-- WORK TO COMPLETE --
Count every line below containing "while"; state the number only.

(Element data from apps and pages)
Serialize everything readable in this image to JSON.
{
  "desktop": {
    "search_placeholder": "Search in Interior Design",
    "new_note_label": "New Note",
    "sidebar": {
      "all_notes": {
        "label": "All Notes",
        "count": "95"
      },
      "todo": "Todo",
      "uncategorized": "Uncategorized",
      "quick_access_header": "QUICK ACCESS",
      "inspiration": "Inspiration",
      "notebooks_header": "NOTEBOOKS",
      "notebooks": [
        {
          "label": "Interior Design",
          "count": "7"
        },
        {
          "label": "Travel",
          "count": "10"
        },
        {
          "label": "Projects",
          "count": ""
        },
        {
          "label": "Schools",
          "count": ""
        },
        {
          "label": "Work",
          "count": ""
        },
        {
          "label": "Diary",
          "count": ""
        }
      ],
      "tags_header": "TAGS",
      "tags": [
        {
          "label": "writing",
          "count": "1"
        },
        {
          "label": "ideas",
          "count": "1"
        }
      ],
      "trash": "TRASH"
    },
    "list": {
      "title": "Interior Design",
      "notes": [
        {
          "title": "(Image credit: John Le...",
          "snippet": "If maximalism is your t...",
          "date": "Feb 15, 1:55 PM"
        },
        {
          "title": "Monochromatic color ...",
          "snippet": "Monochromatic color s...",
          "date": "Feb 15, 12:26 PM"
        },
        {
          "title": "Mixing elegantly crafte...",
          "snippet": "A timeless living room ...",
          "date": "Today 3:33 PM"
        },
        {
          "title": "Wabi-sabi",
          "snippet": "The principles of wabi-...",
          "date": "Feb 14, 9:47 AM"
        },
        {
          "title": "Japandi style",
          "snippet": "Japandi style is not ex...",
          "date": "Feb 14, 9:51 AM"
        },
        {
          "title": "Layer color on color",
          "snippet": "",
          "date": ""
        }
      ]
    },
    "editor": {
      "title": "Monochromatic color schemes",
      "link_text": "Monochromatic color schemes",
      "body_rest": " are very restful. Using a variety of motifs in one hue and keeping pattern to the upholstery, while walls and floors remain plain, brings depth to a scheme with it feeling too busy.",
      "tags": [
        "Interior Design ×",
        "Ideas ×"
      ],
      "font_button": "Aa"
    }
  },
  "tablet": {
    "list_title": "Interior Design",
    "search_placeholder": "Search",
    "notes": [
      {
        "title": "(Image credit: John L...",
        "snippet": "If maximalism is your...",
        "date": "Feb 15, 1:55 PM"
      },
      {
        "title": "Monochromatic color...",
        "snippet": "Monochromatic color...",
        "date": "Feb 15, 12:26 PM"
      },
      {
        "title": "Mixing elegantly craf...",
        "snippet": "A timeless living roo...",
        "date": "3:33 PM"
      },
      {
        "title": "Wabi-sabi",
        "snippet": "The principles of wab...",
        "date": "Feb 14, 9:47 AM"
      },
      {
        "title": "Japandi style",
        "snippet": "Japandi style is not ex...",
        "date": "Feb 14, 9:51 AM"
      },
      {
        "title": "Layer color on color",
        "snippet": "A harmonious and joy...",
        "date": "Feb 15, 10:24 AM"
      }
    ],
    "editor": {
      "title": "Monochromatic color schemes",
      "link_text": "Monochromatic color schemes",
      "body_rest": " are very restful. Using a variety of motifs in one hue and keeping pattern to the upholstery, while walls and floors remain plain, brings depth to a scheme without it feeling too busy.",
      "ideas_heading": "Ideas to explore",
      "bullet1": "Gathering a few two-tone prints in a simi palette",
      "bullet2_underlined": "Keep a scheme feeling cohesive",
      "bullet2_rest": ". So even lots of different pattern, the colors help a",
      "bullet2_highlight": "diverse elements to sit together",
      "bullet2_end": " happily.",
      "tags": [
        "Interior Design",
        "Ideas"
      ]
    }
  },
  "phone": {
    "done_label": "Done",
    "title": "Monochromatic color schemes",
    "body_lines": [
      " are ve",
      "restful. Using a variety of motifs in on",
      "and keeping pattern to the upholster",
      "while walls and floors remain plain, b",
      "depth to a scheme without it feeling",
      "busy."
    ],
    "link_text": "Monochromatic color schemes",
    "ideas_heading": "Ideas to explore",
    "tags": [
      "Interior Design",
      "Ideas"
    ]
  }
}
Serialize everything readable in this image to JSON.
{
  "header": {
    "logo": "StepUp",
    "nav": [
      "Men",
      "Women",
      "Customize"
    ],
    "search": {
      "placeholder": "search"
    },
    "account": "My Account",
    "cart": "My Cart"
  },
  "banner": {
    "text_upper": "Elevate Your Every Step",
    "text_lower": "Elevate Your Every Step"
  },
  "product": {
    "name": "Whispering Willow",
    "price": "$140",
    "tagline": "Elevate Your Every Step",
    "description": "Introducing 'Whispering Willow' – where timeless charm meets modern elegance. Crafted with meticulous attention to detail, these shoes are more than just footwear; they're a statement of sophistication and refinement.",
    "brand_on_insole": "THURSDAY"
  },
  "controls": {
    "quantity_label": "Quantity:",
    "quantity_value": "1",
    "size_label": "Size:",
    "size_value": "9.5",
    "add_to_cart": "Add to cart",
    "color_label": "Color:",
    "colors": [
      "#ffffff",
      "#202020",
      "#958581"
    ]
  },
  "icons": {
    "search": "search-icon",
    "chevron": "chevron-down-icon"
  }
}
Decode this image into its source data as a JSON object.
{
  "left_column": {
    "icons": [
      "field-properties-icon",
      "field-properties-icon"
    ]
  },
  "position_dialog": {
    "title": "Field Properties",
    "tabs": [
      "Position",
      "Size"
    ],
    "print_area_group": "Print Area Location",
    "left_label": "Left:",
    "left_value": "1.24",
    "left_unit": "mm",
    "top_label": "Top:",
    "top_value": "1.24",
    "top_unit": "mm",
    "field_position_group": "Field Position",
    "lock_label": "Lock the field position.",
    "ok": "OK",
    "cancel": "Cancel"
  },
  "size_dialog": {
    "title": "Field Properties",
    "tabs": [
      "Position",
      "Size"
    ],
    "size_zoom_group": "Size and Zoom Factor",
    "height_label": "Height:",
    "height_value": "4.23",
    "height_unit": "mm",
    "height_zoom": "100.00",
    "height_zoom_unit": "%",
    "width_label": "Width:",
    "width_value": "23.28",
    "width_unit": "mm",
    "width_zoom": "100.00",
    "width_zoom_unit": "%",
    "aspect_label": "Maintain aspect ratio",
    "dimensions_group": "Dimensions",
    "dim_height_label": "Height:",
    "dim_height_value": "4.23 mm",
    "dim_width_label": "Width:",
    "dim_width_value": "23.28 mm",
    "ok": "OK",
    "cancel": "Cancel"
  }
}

-- WRITTEN ANSWER --
3